Remarks of Deputy Assistant Secretary Carstens Accountability for Human Rights Abuses in Nicaragua

Remarks of Roger D. Carstens, Deputy Assistant Secretary,
Bureau of Democracy, Human Rights, and Labor:
Accountability for Human Rights Abuses in Nicaragua
Geneva, Switzerland, April 4, 2019

– as delivered –

Thank you all for joining us today.  The United States welcomes our distinguished guests, media representatives, and, most importantly, our courageous panelists to this event on accountability for human rights violations and abuses in Nicaragua that have occurred under President Daniel Ortega.

We thank The Institute on Race, Equality, and Human Rights for providing the thought-provoking slideshow photos you will see behind me on the screen.

The United States, Argentina, Brazil, Chile, and Georgia are hosting this event today because we are deeply concerned and committed to raising awareness of Nicaragua’s rapidly deteriorating human rights crisis.

The crisis in Nicaragua may not make as many headlines as when it began a year ago, but the deterioration of human rights conditions, the erosion of the rule of law, and the elimination of a free press continue, with devastating consequences for anyone who questions the Ortega regime’s crackdown on the citizens it is supposed to represent.

According to the Office of the High Commissioner for Human Rights, the unrest has already claimed the lives of more than 300 people and left at least 2,000 injured since the crisis began, nearly one year ago.

In April 2018, the Ortega regime cracked down violently on peaceful protests that began over discontent with government actions related to social security benefits and environmental concerns.  The Nicaraguan government reportedly responded with torture and extrajudicial killings by security forces, sniper fire, and other violations and abuses by government-controlled para-police and paramilitary groups.

Once popular protests were brutally suppressed, the Ortega regime began a new, equally brutal phase of its campaign against Nicaraguans.  It hunted down all members of the opposition with a vengeance, attacking those who spoke out simply for exercising their freedom of expression.  Government officials spoke publicly that the options for opponents of the regime were jail, exile, or death.

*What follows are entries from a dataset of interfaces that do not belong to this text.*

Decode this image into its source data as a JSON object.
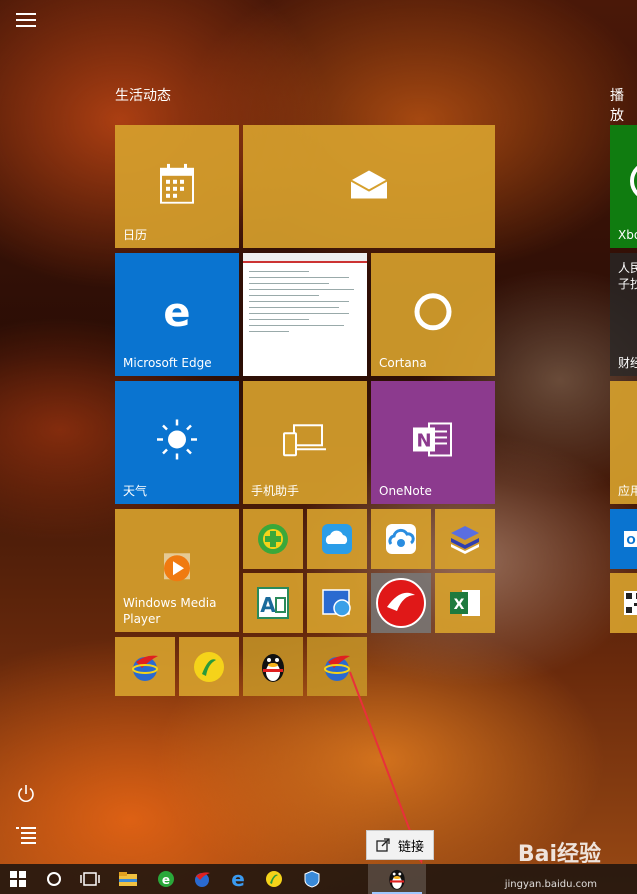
{
  "start_menu": {
    "group_title": "生活动态",
    "group_title_2": "播放"
  },
  "tiles": {
    "calendar": "日历",
    "mail": "",
    "edge": "Microsoft Edge",
    "cortana": "Cortana",
    "weather": "天气",
    "phone_helper": "手机助手",
    "onenote": "OneNote",
    "wmp_line1": "Windows Media",
    "wmp_line2": "Player"
  },
  "right_partial": {
    "xbox": "Xbo",
    "news_1": "人民",
    "news_2": "子抄",
    "finance": "财经",
    "apps": "应用"
  },
  "tooltip": {
    "text": "链接"
  },
  "watermark": {
    "brand": "Bai经验",
    "url": "jingyan.baidu.com"
  },
  "colors": {
    "tile_gold": "#d6a02d",
    "tile_blue": "#0a74d0",
    "tile_purple": "#8c3a8e",
    "xbox_green": "#107c10",
    "arrow_red": "#e8303a"
  }
}
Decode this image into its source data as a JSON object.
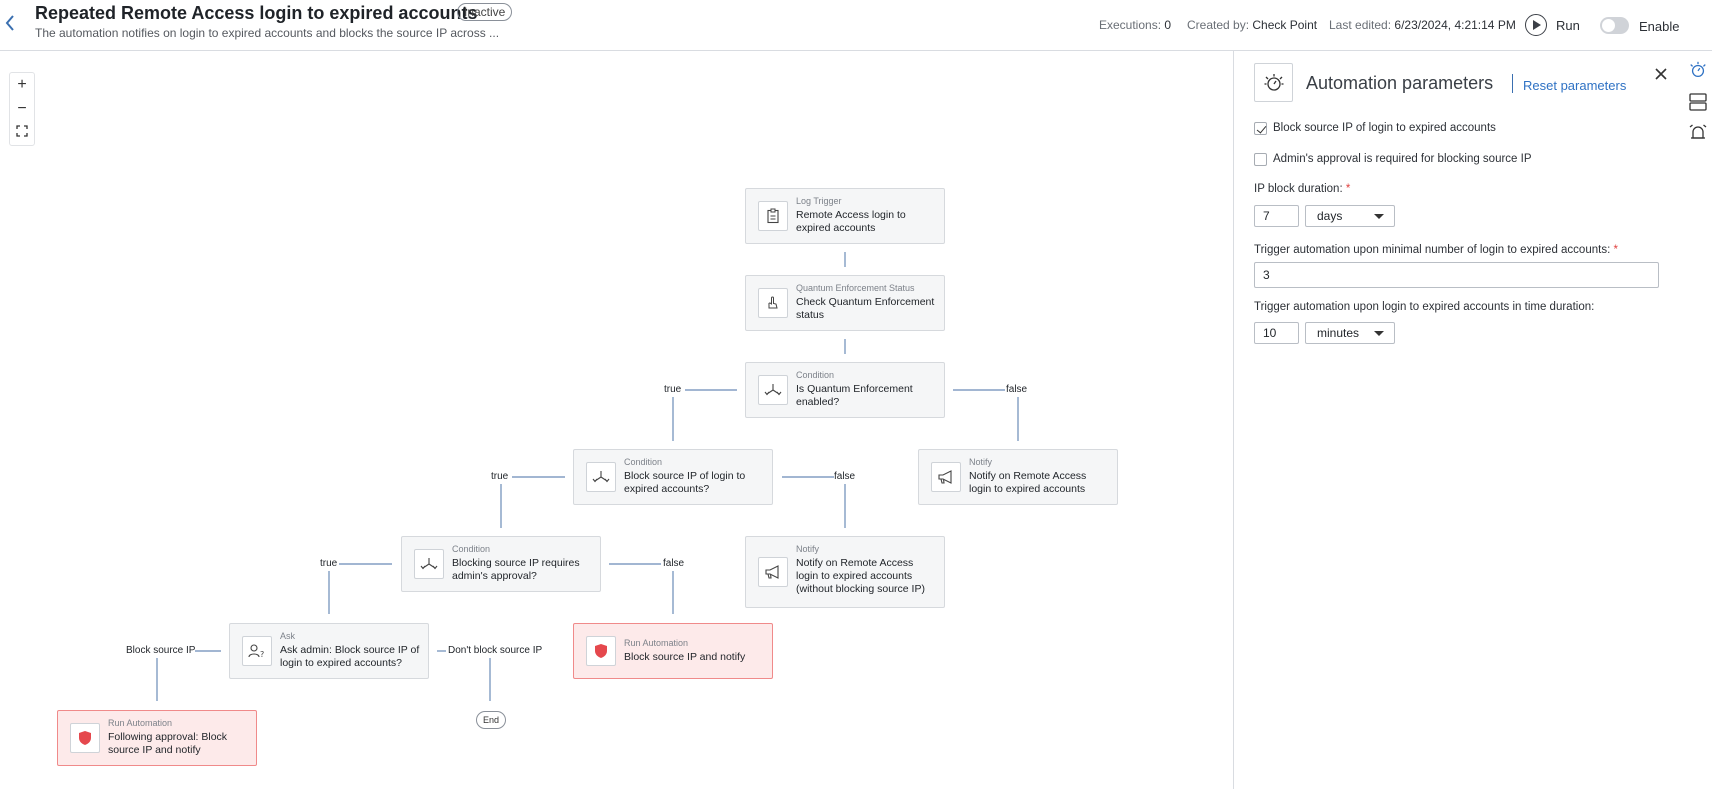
{
  "header": {
    "title": "Repeated Remote Access login to expired accounts",
    "status_badge": "Inactive",
    "subtitle": "The automation notifies on login to expired accounts and blocks the source IP across ...",
    "executions_label": "Executions:",
    "executions_value": "0",
    "created_by_label": "Created by:",
    "created_by_value": "Check Point",
    "last_edited_label": "Last edited:",
    "last_edited_value": "6/23/2024, 4:21:14 PM",
    "run_label": "Run",
    "enable_label": "Enable",
    "enable_on": false
  },
  "zoom": {
    "in": "+",
    "out": "−",
    "fit": "fit"
  },
  "flow": {
    "nodes": {
      "log_trigger": {
        "type": "Log Trigger",
        "text": "Remote Access login to expired accounts"
      },
      "quantum_status": {
        "type": "Quantum Enforcement Status",
        "text": "Check Quantum Enforcement status"
      },
      "cond_quantum": {
        "type": "Condition",
        "text": "Is Quantum Enforcement enabled?"
      },
      "cond_block": {
        "type": "Condition",
        "text": "Block source IP of login to expired accounts?"
      },
      "notify_main": {
        "type": "Notify",
        "text": "Notify on Remote Access login to expired accounts"
      },
      "cond_approval": {
        "type": "Condition",
        "text": "Blocking source IP requires admin's approval?"
      },
      "notify_no_block": {
        "type": "Notify",
        "text": "Notify on Remote Access login to expired accounts (without blocking source IP)"
      },
      "ask_admin": {
        "type": "Ask",
        "text": "Ask admin: Block source IP of login to expired accounts?"
      },
      "run_block": {
        "type": "Run Automation",
        "text": "Block source IP and notify"
      },
      "run_approval": {
        "type": "Run Automation",
        "text": "Following approval: Block source IP and notify"
      },
      "end": {
        "text": "End"
      }
    },
    "edge_labels": {
      "true": "true",
      "false": "false",
      "block": "Block source IP",
      "dont_block": "Don't block source IP"
    }
  },
  "panel": {
    "title": "Automation parameters",
    "reset_label": "Reset parameters",
    "block_checkbox": {
      "label": "Block source IP of login to expired accounts",
      "checked": true
    },
    "approval_checkbox": {
      "label": "Admin's approval is required for blocking source IP",
      "checked": false
    },
    "ip_block_duration": {
      "label": "IP block duration:",
      "required": "*",
      "value": "7",
      "unit": "days"
    },
    "min_logins": {
      "label": "Trigger automation upon minimal number of login to expired accounts:",
      "required": "*",
      "value": "3"
    },
    "time_window": {
      "label": "Trigger automation upon login to expired accounts in time duration:",
      "value": "10",
      "unit": "minutes"
    }
  },
  "colors": {
    "accent": "#2f72c4",
    "run_automation_bg": "#fdeaea",
    "run_automation_border": "#f08a8a",
    "shield": "#e5484d",
    "edge": "#6b8bb8"
  },
  "icons": {
    "rail": [
      "automation-icon",
      "layout-icon",
      "alarm-icon"
    ]
  }
}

The Ortega regime imprisoned hundreds of peaceful protesters for exercising their human rights and charged them as terrorists. These individuals have reportedly endured abuse, torture, rape, and life-threatening prison conditions.

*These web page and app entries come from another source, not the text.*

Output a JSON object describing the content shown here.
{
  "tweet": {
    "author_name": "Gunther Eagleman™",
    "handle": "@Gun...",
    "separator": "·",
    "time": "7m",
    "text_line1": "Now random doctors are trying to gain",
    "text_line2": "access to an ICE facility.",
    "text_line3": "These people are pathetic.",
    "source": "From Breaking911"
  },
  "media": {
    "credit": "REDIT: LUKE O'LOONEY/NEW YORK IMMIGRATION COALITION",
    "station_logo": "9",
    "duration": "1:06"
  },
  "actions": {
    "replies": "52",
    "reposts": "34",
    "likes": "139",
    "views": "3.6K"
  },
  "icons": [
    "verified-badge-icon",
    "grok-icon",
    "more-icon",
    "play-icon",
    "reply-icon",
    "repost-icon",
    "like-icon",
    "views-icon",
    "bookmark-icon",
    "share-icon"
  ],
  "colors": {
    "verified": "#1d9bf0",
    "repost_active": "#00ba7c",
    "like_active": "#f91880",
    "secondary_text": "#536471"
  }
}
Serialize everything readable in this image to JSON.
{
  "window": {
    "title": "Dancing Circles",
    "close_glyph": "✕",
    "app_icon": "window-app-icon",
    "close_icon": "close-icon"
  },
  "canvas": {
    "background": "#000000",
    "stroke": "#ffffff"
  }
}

While Ortega released the first 162 prisoners to house arrest at the start of the renewed dialogue, over the weekend of March 16-17, Ortega’s security forces again arrested 164 people during peaceful protests.  Further detentions occurred again on March 30.  The Inter-American Commission on Human Rights currently counts 647 detainees whom it identifies as political prisoners.

To further stifle any opposition to his crackdown, Ortega has shut down independent media and long-time civil society organizations, arresting respected journalists and forcing many activists to flee and seek exile abroad.

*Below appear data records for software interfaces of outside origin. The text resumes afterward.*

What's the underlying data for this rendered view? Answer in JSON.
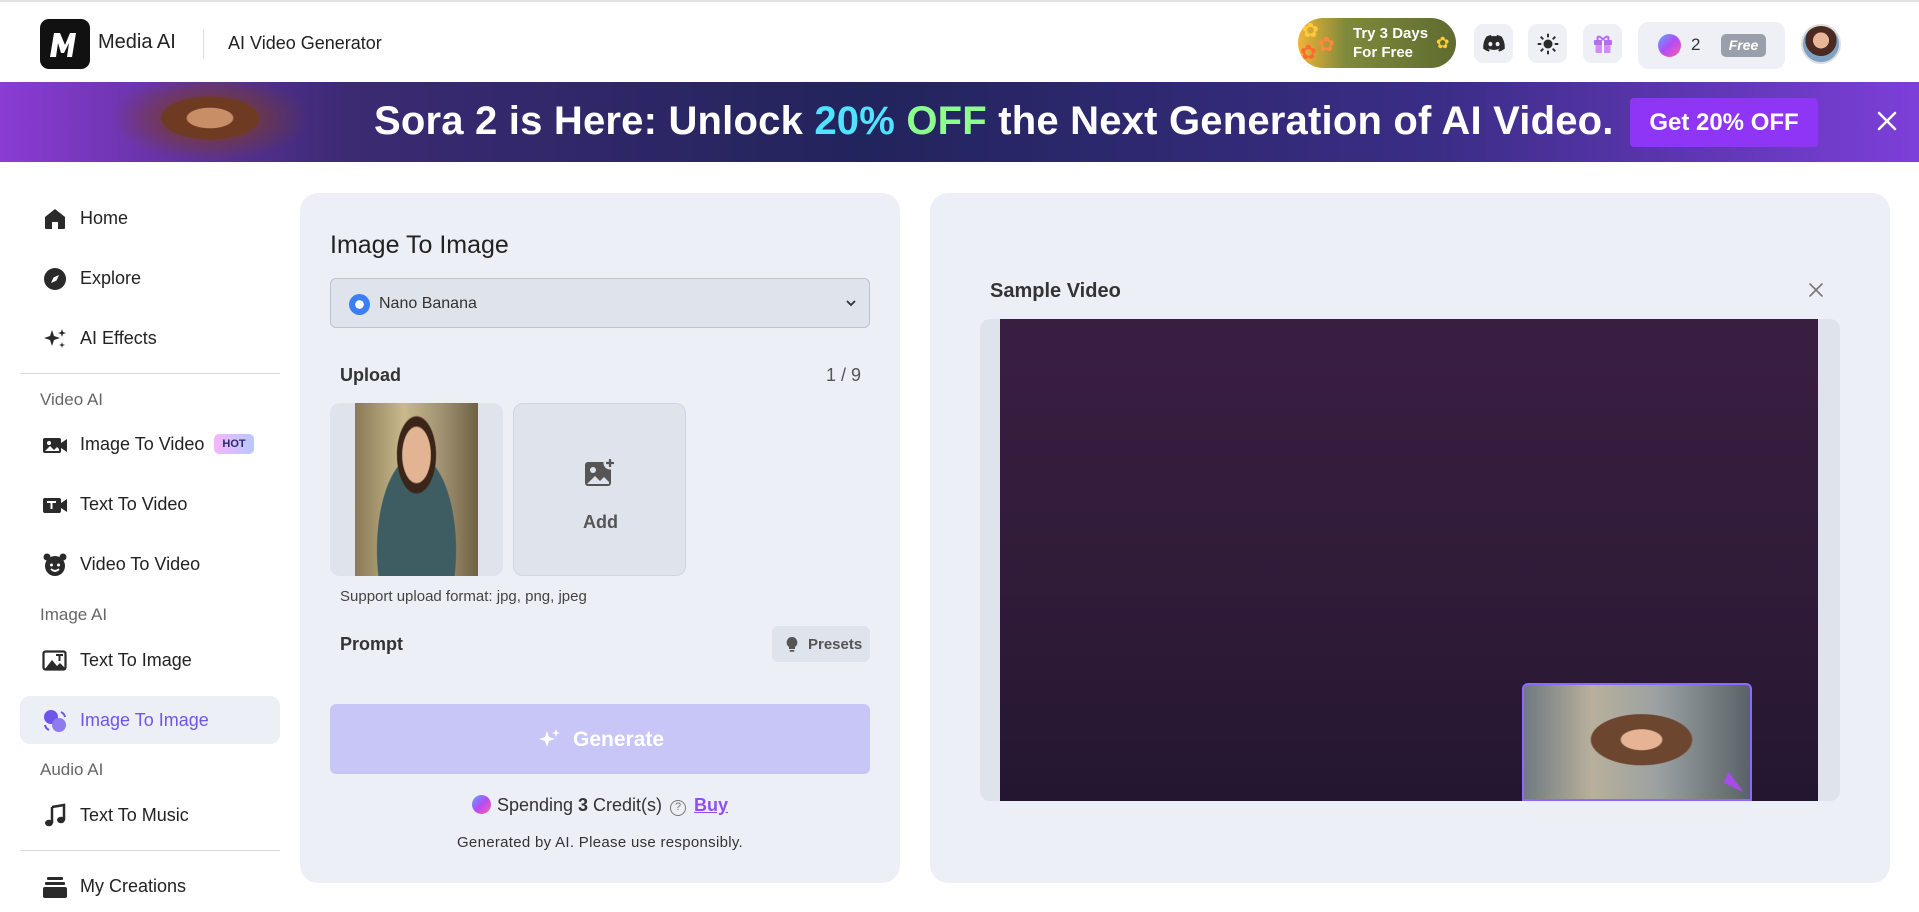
{
  "header": {
    "brand": "Media AI",
    "page_name": "AI Video Generator",
    "trial_line1": "Try 3 Days",
    "trial_line2": "For Free",
    "credits_count": "2",
    "plan_badge": "Free",
    "icons": [
      "discord-icon",
      "sun-icon",
      "gift-icon"
    ]
  },
  "promo": {
    "text_before": "Sora 2 is Here: Unlock ",
    "highlight1": "20%",
    "highlight2": " OFF",
    "text_after": " the Next Generation of AI Video.",
    "button": "Get 20% OFF"
  },
  "sidebar": {
    "items": [
      {
        "label": "Home",
        "icon": "home-icon"
      },
      {
        "label": "Explore",
        "icon": "compass-icon"
      },
      {
        "label": "AI Effects",
        "icon": "sparkle-icon"
      }
    ],
    "video_section": "Video AI",
    "video_items": [
      {
        "label": "Image To Video",
        "badge": "HOT"
      },
      {
        "label": "Text To Video"
      },
      {
        "label": "Video To Video"
      }
    ],
    "image_section": "Image AI",
    "image_items": [
      {
        "label": "Text To Image"
      },
      {
        "label": "Image To Image",
        "active": true
      }
    ],
    "audio_section": "Audio AI",
    "audio_items": [
      {
        "label": "Text To Music"
      }
    ],
    "creations": "My Creations"
  },
  "form": {
    "title": "Image To Image",
    "model": "Nano Banana",
    "upload_label": "Upload",
    "upload_count": "1 / 9",
    "add_label": "Add",
    "support_text": "Support upload format: jpg, png, jpeg",
    "prompt_label": "Prompt",
    "presets_label": "Presets",
    "generate_label": "Generate",
    "spending_prefix": "Spending ",
    "spending_amount": "3",
    "spending_suffix": " Credit(s)",
    "buy_label": "Buy",
    "disclaimer": "Generated by AI. Please use responsibly."
  },
  "sample": {
    "title": "Sample Video"
  },
  "colors": {
    "accent": "#6e55e8",
    "generate_disabled": "#c8c6f6",
    "promo_button": "#8f35f5"
  }
}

In an attempt to prevent the world from bearing witness to his repression of all forms of opposition, Ortega expelled international human rights monitoring bodies from the Organization of American States and the Office of the High Commissioner for Human Rights.

We all must unequivocally condemn the events of the past year.  We must also understand that this crisis did not begin suddenly in April 2018. Rather, it has been a decades-long process of creeping authoritarianism and the dismantling of democratic institutions.

The United States has repeatedly condemned the Ortega regime’s human rights violations and abuses and taken actions to promote accountability for corrupt and complicit Nicaraguan officials, including by imposing financial sanctions and revoking or restricting visas of individuals involved in the repression.

Through the Organization of American States Working Group on Nicaragua, we are working with other concerned OAS member states to monitor the situation and promote dialogue and democracy.

We support a genuine dialogue process to negotiate a peaceful and democratic solution to the crisis, and urge the Ortega regime to negotiate in good faith.

Dialogue must not be used as a delay tactic that allows Ortega to avoid taking actions that will restore democracy and respect for human rights, or delay accountability for human rights violations and abuses members of his regime have committed. Words and agreements mean nothing without clear action and change of behavior.

Today is also the first of what I hope will become a steady drumbeat of attention to hold Ortega accountable for his March 9 pledge to release all prisoners arrested during and after protests within 90 days.

Twenty-six days have passed since that pledge, and the world is waiting.  We want to see released all prisoners currently being held because of their peaceful participation in opposition protests. Now.

And we want to see accountability for any crimes committed against those prisoners and against all Nicaraguans over the past year. Accountability for torture. Accountability for disappearances. And accountability for killings. Respect for human rights must be restored.

The ultimate resolution to this crisis lies with the people of Nicaragua.  The United States supports them and their calls for early, free, and fair elections to resolve this crisis.

I applaud the dedication and resolve of all Nicaraguans, including those we are about to hear from today, who have undertaken the difficult work of helping the country find its way back to the rule of law and democracy.

Their courage and resilience in the face of attacks on their human rights, including the right to security of person, and fundamental freedoms are an inspiration.